- **EXERCISE PROMPT**
All entries should be output exactly as they stand.

___ INPUT ___

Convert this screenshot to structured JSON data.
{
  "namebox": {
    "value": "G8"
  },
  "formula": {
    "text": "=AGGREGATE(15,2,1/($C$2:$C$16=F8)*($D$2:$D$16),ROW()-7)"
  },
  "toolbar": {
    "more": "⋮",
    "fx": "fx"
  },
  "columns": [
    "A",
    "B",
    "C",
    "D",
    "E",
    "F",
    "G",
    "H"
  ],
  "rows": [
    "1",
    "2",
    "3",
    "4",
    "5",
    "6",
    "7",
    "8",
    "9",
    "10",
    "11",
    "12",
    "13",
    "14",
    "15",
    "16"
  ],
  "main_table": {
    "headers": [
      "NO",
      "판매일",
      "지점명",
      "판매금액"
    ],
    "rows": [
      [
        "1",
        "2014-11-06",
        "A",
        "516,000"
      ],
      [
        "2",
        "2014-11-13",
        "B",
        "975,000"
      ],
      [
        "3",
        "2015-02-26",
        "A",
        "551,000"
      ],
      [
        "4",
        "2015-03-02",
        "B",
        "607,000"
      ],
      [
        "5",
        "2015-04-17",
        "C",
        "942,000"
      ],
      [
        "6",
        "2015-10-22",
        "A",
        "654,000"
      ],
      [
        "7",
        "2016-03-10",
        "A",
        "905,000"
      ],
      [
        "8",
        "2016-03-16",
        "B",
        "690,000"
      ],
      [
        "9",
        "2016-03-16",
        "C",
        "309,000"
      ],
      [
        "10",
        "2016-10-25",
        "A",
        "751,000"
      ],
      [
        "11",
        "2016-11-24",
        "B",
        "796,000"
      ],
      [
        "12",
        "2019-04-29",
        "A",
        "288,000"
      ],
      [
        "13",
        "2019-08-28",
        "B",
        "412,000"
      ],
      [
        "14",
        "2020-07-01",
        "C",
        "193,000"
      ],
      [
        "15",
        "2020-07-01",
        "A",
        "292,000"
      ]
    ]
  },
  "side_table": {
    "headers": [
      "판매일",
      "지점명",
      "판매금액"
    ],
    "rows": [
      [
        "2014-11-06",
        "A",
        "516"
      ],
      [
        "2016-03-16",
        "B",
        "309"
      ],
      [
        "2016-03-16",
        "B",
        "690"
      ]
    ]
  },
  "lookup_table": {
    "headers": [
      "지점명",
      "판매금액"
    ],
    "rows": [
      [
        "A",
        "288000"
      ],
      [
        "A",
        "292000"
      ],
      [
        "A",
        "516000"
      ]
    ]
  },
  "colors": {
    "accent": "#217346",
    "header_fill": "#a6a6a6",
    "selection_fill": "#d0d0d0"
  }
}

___

- **THE ANSWER**
Convert this screenshot to structured JSON data.
{
  "namebox": {
    "value": "G8"
  },
  "formula": {
    "text": "=AGGREGATE(15,2,1/($C$2:$C$16=F8)*($D$2:$D$16),ROW()-7)"
  },
  "toolbar": {
    "more": "⋮",
    "fx": "fx"
  },
  "columns": [
    "A",
    "B",
    "C",
    "D",
    "E",
    "F",
    "G",
    "H"
  ],
  "rows": [
    "1",
    "2",
    "3",
    "4",
    "5",
    "6",
    "7",
    "8",
    "9",
    "10",
    "11",
    "12",
    "13",
    "14",
    "15",
    "16"
  ],
  "main_table": {
    "headers": [
      "NO",
      "판매일",
      "지점명",
      "판매금액"
    ],
    "rows": [
      [
        "1",
        "2014-11-06",
        "A",
        "516,000"
      ],
      [
        "2",
        "2014-11-13",
        "B",
        "975,000"
      ],
      [
        "3",
        "2015-02-26",
        "A",
        "551,000"
      ],
      [
        "4",
        "2015-03-02",
        "B",
        "607,000"
      ],
      [
        "5",
        "2015-04-17",
        "C",
        "942,000"
      ],
      [
        "6",
        "2015-10-22",
        "A",
        "654,000"
      ],
      [
        "7",
        "2016-03-10",
        "A",
        "905,000"
      ],
      [
        "8",
        "2016-03-16",
        "B",
        "690,000"
      ],
      [
        "9",
        "2016-03-16",
        "C",
        "309,000"
      ],
      [
        "10",
        "2016-10-25",
        "A",
        "751,000"
      ],
      [
        "11",
        "2016-11-24",
        "B",
        "796,000"
      ],
      [
        "12",
        "2019-04-29",
        "A",
        "288,000"
      ],
      [
        "13",
        "2019-08-28",
        "B",
        "412,000"
      ],
      [
        "14",
        "2020-07-01",
        "C",
        "193,000"
      ],
      [
        "15",
        "2020-07-01",
        "A",
        "292,000"
      ]
    ]
  },
  "side_table": {
    "headers": [
      "판매일",
      "지점명",
      "판매금액"
    ],
    "rows": [
      [
        "2014-11-06",
        "A",
        "516"
      ],
      [
        "2016-03-16",
        "B",
        "309"
      ],
      [
        "2016-03-16",
        "B",
        "690"
      ]
    ]
  },
  "lookup_table": {
    "headers": [
      "지점명",
      "판매금액"
    ],
    "rows": [
      [
        "A",
        "288000"
      ],
      [
        "A",
        "292000"
      ],
      [
        "A",
        "516000"
      ]
    ]
  },
  "colors": {
    "accent": "#217346",
    "header_fill": "#a6a6a6",
    "selection_fill": "#d0d0d0"
  }
}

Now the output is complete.